(What is required): Look through the listing for the string "placeholder" and copy out every line that holds it.
++++++++
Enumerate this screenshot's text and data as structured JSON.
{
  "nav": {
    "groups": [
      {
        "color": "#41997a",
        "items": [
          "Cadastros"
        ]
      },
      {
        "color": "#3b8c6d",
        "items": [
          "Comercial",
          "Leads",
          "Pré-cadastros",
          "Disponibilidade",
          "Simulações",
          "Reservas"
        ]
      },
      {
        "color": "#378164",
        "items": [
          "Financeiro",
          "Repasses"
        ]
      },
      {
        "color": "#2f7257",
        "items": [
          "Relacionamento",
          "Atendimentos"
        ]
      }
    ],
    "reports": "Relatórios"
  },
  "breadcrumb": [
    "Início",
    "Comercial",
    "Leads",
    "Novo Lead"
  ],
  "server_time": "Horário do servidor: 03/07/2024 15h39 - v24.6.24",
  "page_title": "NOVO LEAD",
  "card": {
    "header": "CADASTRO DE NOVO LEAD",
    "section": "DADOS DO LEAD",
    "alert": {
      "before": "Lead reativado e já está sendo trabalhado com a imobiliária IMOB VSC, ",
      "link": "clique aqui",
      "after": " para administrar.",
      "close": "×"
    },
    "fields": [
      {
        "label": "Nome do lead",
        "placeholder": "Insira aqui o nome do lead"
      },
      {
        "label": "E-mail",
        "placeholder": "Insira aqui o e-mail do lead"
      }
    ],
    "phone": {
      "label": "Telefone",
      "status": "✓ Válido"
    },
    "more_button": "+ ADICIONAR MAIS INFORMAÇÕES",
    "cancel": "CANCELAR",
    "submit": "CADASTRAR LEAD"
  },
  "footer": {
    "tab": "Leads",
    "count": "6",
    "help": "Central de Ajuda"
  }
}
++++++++
(Result of this task):
        "placeholder": "Insira aqui o nome do lead"
        "placeholder": "Insira aqui o e-mail do lead"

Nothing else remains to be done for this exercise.